U.S.- Colombia Trade Promotion Agreement

President Bush notified Congress of his intent to sign the U.S.-Colombia TPA on August 24, 2006.  The U.S. and Colombia signed the Agreement on November 22, 2006.  President Bush sent the implementing legislation to Congress on April 8, 2008. Upon Congressional approval, the Agreement will enter into force once Colombia has taken the necessary steps to ensure implementation of its obligations.


The U.S.-Colombia TPA is a tremendous opportunity for U.S. exporters.  It will give U.S. companies improved access to a strong market and improve the business climate in Colombia as the country enacts the necessary domestic legal and business reforms required to implement the Agreement. 
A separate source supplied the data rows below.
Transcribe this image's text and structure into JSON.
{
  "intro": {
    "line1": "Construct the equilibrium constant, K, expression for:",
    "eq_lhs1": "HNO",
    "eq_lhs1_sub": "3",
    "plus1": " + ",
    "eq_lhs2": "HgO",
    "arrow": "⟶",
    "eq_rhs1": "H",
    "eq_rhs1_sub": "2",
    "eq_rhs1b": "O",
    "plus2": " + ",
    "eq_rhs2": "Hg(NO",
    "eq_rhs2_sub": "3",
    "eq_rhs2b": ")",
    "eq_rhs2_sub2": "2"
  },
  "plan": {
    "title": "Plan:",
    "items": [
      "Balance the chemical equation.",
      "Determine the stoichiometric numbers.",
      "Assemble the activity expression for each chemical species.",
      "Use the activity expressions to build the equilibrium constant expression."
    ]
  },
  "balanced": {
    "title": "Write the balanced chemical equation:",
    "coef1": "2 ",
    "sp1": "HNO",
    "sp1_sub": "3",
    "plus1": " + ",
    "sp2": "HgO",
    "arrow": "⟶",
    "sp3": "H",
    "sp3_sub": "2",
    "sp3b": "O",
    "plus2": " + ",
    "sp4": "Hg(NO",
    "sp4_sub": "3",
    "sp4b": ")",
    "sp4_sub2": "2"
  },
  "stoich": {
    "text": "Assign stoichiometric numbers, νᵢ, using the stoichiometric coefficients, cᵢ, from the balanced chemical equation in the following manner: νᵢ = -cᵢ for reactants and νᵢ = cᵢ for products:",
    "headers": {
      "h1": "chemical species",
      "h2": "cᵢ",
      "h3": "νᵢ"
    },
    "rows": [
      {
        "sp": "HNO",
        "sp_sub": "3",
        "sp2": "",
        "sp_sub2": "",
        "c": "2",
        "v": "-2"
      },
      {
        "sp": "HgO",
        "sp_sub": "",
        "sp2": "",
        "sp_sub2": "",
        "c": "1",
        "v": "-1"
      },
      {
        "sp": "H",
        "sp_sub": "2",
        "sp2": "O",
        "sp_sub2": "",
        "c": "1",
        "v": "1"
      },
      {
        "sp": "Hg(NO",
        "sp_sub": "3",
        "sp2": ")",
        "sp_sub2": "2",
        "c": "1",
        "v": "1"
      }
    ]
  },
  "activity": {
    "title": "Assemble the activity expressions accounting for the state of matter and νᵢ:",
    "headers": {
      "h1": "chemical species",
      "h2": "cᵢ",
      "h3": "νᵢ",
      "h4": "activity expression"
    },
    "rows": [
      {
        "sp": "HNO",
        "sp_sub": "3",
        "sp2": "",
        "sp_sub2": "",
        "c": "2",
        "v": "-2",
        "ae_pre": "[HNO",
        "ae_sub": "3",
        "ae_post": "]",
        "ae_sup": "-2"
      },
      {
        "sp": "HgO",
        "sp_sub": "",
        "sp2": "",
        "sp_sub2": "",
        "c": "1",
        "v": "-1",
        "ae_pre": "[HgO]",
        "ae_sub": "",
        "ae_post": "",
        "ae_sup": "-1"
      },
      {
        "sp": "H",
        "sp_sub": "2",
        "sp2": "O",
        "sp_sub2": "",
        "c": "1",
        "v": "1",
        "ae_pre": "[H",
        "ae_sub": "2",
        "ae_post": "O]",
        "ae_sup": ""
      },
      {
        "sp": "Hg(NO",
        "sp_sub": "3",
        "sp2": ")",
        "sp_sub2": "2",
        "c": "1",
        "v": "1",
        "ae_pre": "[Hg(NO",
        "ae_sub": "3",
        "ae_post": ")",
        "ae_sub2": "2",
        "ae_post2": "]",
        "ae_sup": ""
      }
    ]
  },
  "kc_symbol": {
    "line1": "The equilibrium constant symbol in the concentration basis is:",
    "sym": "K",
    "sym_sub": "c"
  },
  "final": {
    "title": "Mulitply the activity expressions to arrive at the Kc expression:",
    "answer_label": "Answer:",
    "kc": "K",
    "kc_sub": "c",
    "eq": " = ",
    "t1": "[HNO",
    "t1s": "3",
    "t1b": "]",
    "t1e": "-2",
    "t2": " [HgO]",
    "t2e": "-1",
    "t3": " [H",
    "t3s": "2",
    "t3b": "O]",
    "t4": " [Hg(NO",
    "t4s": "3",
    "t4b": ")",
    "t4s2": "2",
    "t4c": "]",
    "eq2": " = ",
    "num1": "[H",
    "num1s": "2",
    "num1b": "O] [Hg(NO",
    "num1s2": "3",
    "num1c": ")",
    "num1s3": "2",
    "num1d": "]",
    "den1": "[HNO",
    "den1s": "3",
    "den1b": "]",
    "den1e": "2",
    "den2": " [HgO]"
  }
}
Why Colombia?

Colombia is already a strong trading partner and has the potential to be an even greater place to do business.  Trade with Colombia offers expanded economic opportunities for U.S. manufacturers, workers, and farmers.   It is a growing market for U.S. exporters and a good economic and policy partner of the United States.  A Trade Promotion Agreement gives us a framework to make Colombia a better place to do business.  In addition, an agreement with Colombia helps further U.S. trade and policy objectives in the region.

What’s in it for me? - The U.S.-Colombia TPA has plenty to offer U.S. exporters, service providers and investors.  Specifically, the U.S.-Colombia TPA:

Levels the playing field for U.S. companies who will enjoy tariff free access into Colombia once the Agreement takes full effect. 

Provides new market access for U.S. consumer and industrial products such as textiles and agricultural products.

Provides unprecedented access to government procurement.

Liberalizes the services sectors.

Opens the Colombian market to remanufactured goods.

Protects U.S. investments in the region.

Strengthens protections for U.S. patents, trademarks, and trade secrets

Improves customs facilitation.

Provides benefits to small and medium sized exporters.

Addresses government transparency and corruption, worker rights, protection of the environment, trade capacity building and dispute settlement.

Requires important reforms of the domestic legal and business environment that are key to encouraging business development and investment.

Additional Resources

Sectoral Information
State Information

For additional information please contact an International Trade Specialist at the Trade Information Center at 1-800-USA-TRADE.